[Opening Input data section]

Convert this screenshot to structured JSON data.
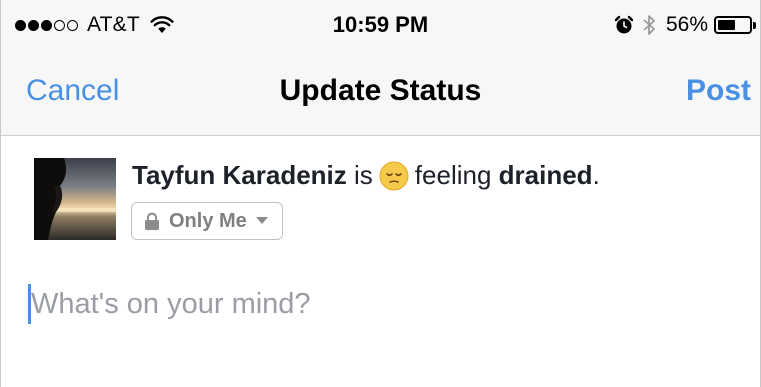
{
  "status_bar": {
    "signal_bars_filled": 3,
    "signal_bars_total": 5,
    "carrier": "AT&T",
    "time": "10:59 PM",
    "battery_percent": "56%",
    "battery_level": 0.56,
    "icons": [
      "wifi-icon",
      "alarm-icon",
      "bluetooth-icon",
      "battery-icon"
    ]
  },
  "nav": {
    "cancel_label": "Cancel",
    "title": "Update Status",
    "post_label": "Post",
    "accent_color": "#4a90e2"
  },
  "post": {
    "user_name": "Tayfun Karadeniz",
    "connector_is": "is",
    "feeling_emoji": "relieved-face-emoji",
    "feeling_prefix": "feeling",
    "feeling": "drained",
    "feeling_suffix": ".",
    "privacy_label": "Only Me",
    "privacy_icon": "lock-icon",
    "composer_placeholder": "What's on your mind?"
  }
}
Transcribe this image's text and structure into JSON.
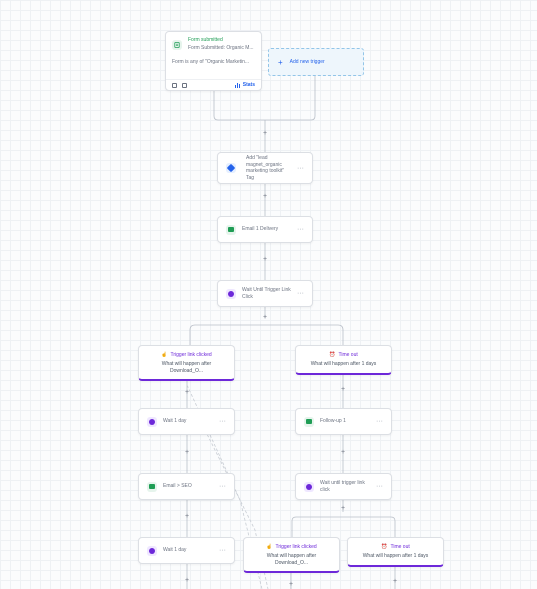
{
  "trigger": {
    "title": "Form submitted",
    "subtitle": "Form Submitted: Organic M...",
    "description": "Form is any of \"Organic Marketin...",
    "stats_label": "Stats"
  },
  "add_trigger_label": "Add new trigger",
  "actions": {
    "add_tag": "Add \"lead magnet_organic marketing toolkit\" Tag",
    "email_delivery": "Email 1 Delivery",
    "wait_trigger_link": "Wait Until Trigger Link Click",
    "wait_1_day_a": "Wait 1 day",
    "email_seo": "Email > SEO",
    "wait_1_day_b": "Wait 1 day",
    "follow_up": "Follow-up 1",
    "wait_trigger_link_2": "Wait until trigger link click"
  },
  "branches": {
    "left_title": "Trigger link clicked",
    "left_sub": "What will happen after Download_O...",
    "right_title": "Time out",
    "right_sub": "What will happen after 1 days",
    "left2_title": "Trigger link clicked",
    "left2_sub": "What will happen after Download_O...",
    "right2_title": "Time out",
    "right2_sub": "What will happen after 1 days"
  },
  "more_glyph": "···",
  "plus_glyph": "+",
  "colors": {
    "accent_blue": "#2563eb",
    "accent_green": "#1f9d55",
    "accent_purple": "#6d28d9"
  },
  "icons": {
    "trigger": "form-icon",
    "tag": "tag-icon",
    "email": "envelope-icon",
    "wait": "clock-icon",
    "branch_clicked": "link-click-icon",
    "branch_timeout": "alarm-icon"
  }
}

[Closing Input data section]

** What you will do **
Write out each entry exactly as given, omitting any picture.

** Written solution **
Convert this screenshot to structured JSON data.
{
  "status_bar": {
    "signal_bars_filled": 3,
    "signal_bars_total": 5,
    "carrier": "AT&T",
    "time": "10:59 PM",
    "battery_percent": "56%",
    "battery_level": 0.56,
    "icons": [
      "wifi-icon",
      "alarm-icon",
      "bluetooth-icon",
      "battery-icon"
    ]
  },
  "nav": {
    "cancel_label": "Cancel",
    "title": "Update Status",
    "post_label": "Post",
    "accent_color": "#4a90e2"
  },
  "post": {
    "user_name": "Tayfun Karadeniz",
    "connector_is": "is",
    "feeling_emoji": "relieved-face-emoji",
    "feeling_prefix": "feeling",
    "feeling": "drained",
    "feeling_suffix": ".",
    "privacy_label": "Only Me",
    "privacy_icon": "lock-icon",
    "composer_placeholder": "What's on your mind?"
  }
}
Transcribe this image's text and structure into JSON.
{
  "trigger": {
    "title": "Form submitted",
    "subtitle": "Form Submitted: Organic M...",
    "description": "Form is any of \"Organic Marketin...",
    "stats_label": "Stats"
  },
  "add_trigger_label": "Add new trigger",
  "actions": {
    "add_tag": "Add \"lead magnet_organic marketing toolkit\" Tag",
    "email_delivery": "Email 1 Delivery",
    "wait_trigger_link": "Wait Until Trigger Link Click",
    "wait_1_day_a": "Wait 1 day",
    "email_seo": "Email > SEO",
    "wait_1_day_b": "Wait 1 day",
    "follow_up": "Follow-up 1",
    "wait_trigger_link_2": "Wait until trigger link click"
  },
  "branches": {
    "left_title": "Trigger link clicked",
    "left_sub": "What will happen after Download_O...",
    "right_title": "Time out",
    "right_sub": "What will happen after 1 days",
    "left2_title": "Trigger link clicked",
    "left2_sub": "What will happen after Download_O...",
    "right2_title": "Time out",
    "right2_sub": "What will happen after 1 days"
  },
  "more_glyph": "···",
  "plus_glyph": "+",
  "colors": {
    "accent_blue": "#2563eb",
    "accent_green": "#1f9d55",
    "accent_purple": "#6d28d9"
  },
  "icons": {
    "trigger": "form-icon",
    "tag": "tag-icon",
    "email": "envelope-icon",
    "wait": "clock-icon",
    "branch_clicked": "link-click-icon",
    "branch_timeout": "alarm-icon"
  }
}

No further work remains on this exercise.